More than three hours after the blasts, she was hunkered down in Cantina Italiana in Boston's North End - about three miles away in the Italian section of the city - with fellow marathoner Bill Pech, a 63-year-old Bellingham resident who was running in his fourth Boston marathon.
Pech had crossed the finish line and said he was about 200 to 300 yards away, when he heard the two explosions.
"People were stunned," Pech said. "They thought, 'Is this some sort of cannon to celebrate?' There was some confusion about what actually happened."
In the following moments, fear gripped the crowd.
"We were in the midst of a lot of panic and chaos," said Pech, who was uninjured. "These are all out-of-town people who don't know Boston, who don't know where to go."
After finishing the race, Cornwall Park Church Pastor Bob Marvel was sitting in a Starbucks about three blocks from the finish line, waiting for wife Dorene to finish, when he felt the two blasts.
Marvel said it was hard not to fear the worst. He could tell that the blasts had happened near the finish line, and he knew his wife was likely to be nearby. But law officers would not let him or anyone else go toward the blast area.
"It was pretty traumatic there for a while," he said. "After the explosion people were running in every direction."
Dorene, who was a half-mile from the finish when the bombs went off, had no cell phone but managed to borrow one. While voice service wasn't working, the Marvels reestablished contact via text message.

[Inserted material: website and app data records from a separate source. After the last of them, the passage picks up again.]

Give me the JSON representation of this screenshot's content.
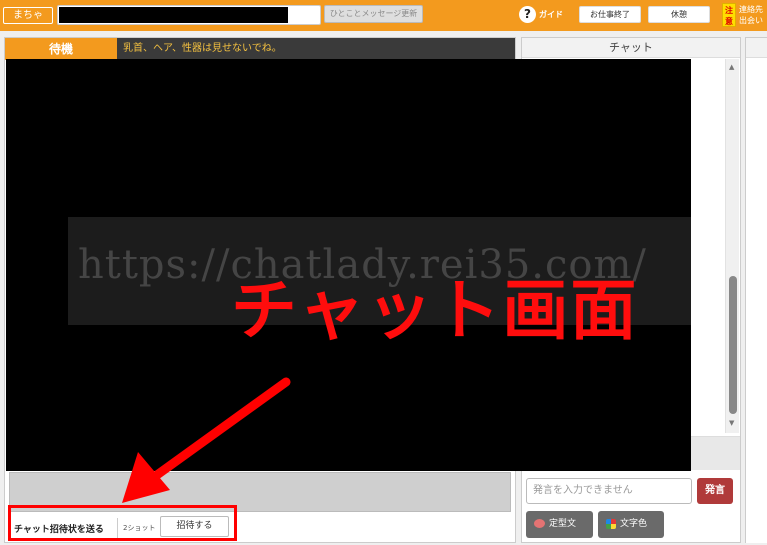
{
  "topbar": {
    "user_button": "まちゃ",
    "message_update_button": "ひとことメッセージ更新",
    "guide_label": "ガイド",
    "help_icon_glyph": "?",
    "end_work_button": "お仕事終了",
    "break_button": "休憩",
    "notice_badge": "注意",
    "notice_text_line1": "連絡先",
    "notice_text_line2": "出会い"
  },
  "main": {
    "status_tab": "待機",
    "status_notice": "乳首、ヘア、性器は見せないでね。",
    "watermark": "https://chatlady.rei35.com/",
    "overlay_label": "チャット画面"
  },
  "invite": {
    "label": "チャット招待状を送る",
    "shot_type": "2ショット",
    "button": "招待する"
  },
  "chat": {
    "header": "チャット",
    "input_placeholder": "発言を入力できません",
    "send_button": "発言",
    "preset_button": "定型文",
    "color_button": "文字色",
    "scroll_up_glyph": "▲",
    "scroll_down_glyph": "▼"
  },
  "colors": {
    "brand_orange": "#f39a1e",
    "annotation_red": "#ff0000",
    "send_red": "#b03a3a"
  }
}
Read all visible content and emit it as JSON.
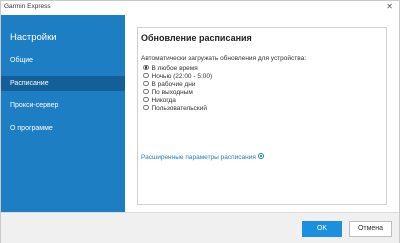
{
  "window": {
    "title": "Garmin Express",
    "close_glyph": "✕"
  },
  "sidebar": {
    "heading": "Настройки",
    "items": [
      {
        "label": "Общие"
      },
      {
        "label": "Расписание"
      },
      {
        "label": "Прокси-сервер"
      },
      {
        "label": "О программе"
      }
    ]
  },
  "panel": {
    "title": "Обновление расписания",
    "prompt": "Автоматически загружать обновления для устройства:",
    "options": [
      {
        "label": "В любое время"
      },
      {
        "label": "Ночью (22:00 - 5:00)"
      },
      {
        "label": "В рабочие дни"
      },
      {
        "label": "По выходным"
      },
      {
        "label": "Никогда"
      },
      {
        "label": "Пользовательский"
      }
    ],
    "advanced_link": "Расширенные параметры расписания"
  },
  "footer": {
    "ok_label": "OK",
    "cancel_label": "Отмена"
  },
  "colors": {
    "accent": "#1d7ec3",
    "sidebar_active": "#145f97",
    "ok_button": "#1d8fe1"
  }
}
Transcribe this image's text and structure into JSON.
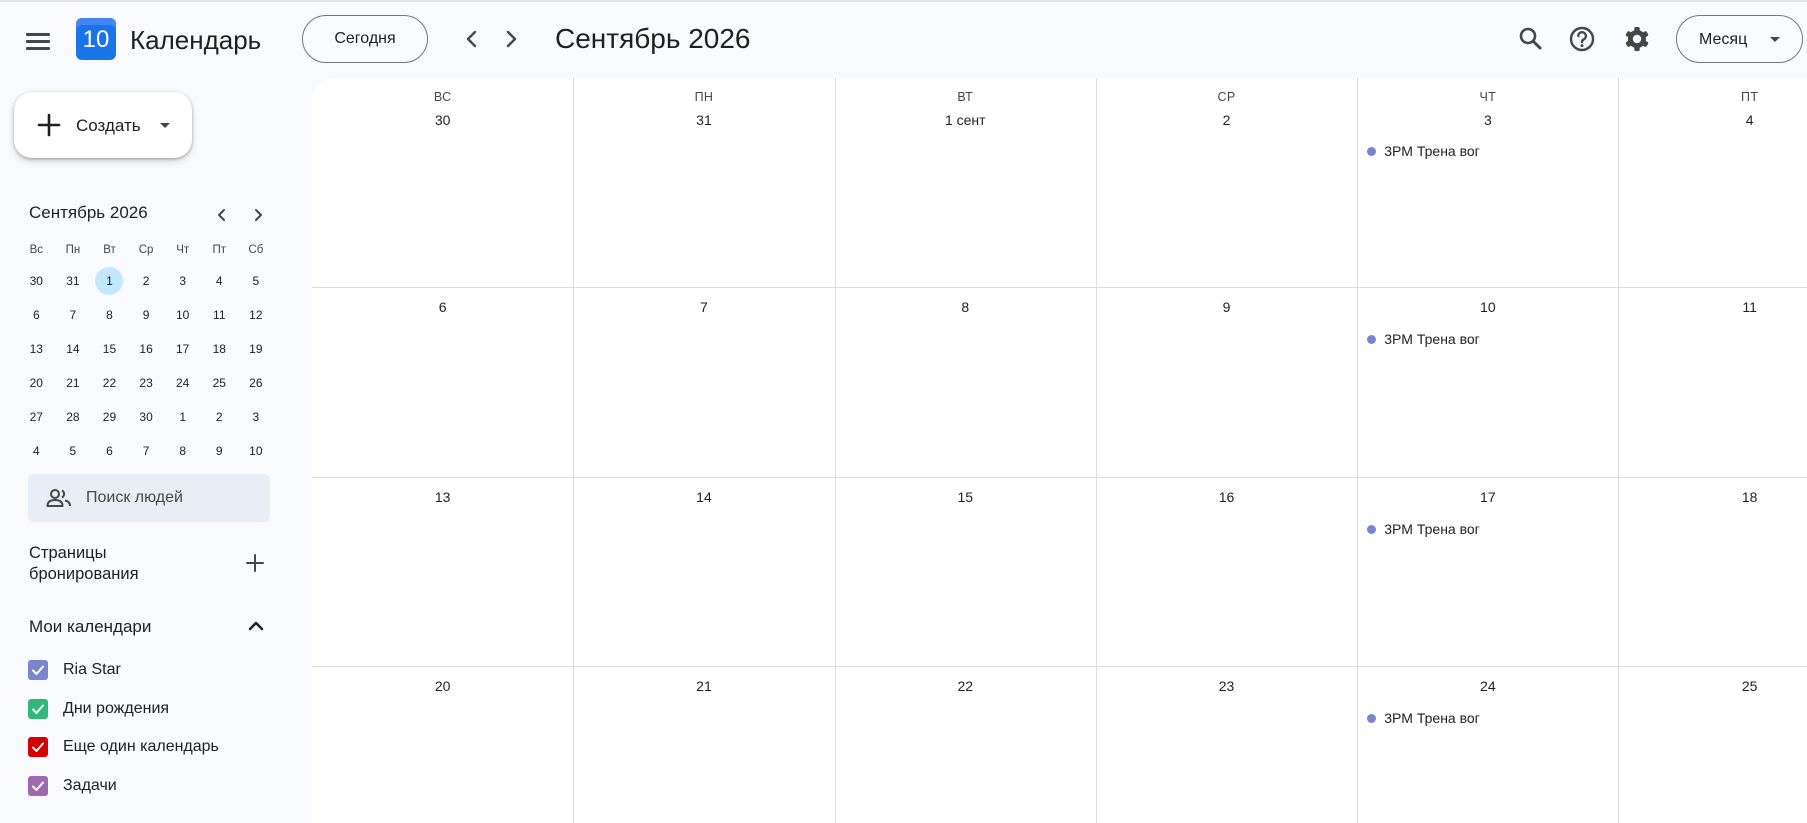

It was perhaps an hour before they were able to get back together. At least it seemed that long to Marvel.
"I just wanted to hold her," he said. "I wanted to hug her."
An email late Monday said runner Arlane Olsen of Bellingham is OK.
Arlane Olsen is a dear friend of my family's and she is alive and well, albeit shook up, wrote Kamarie Chapman, who did not list her hometown.
Kathy Herndon, a partner at the Bellingham accounting firm VSH, texted her son to say she and co-runners Melissa McCreery and Arlane Olson were uninjured, said Holly Graham, an employee at VSH. Graham said she was told Herndon had finished the race about 10 minutes before the explosions.
Cara Buckingham, a Bellingham resident who ran in the Boston Marathon in 2010, said she was relieved to hear from her friends that they were not injured but was shocked at what had happened.
"People aspire to run the Boston Marathon. It's such a great accomplishment," Buckingham said. "I hope they (the runners) can hold onto the joy and not let this mar their memories of the accomplishment."
Sam Alexander, co-owner of Klicks Running and Walking, was in touch through social media with most of the participants. He also counted "15 or 16" that were safe.
"For runners, this is fun stuff ... an escape from real life, and then the most stark example of real life happens on that spot," Alexander said.
Here is a look at the Whatcom County finishers in the 117th Boston Marathon on Monday, April 15, 2013:
|Keely Barten||28||F||Bellingham||Not yet available||Not yet available|
|Kristen Good||31||F||Bellingham||Not yet available||Not yet available|
|Kathy Herndon||51||F||Bellingham||Not yet available||Not yet available|
|Dorene Marvel||52||F||Ferndale||Not yet available||Not yet available|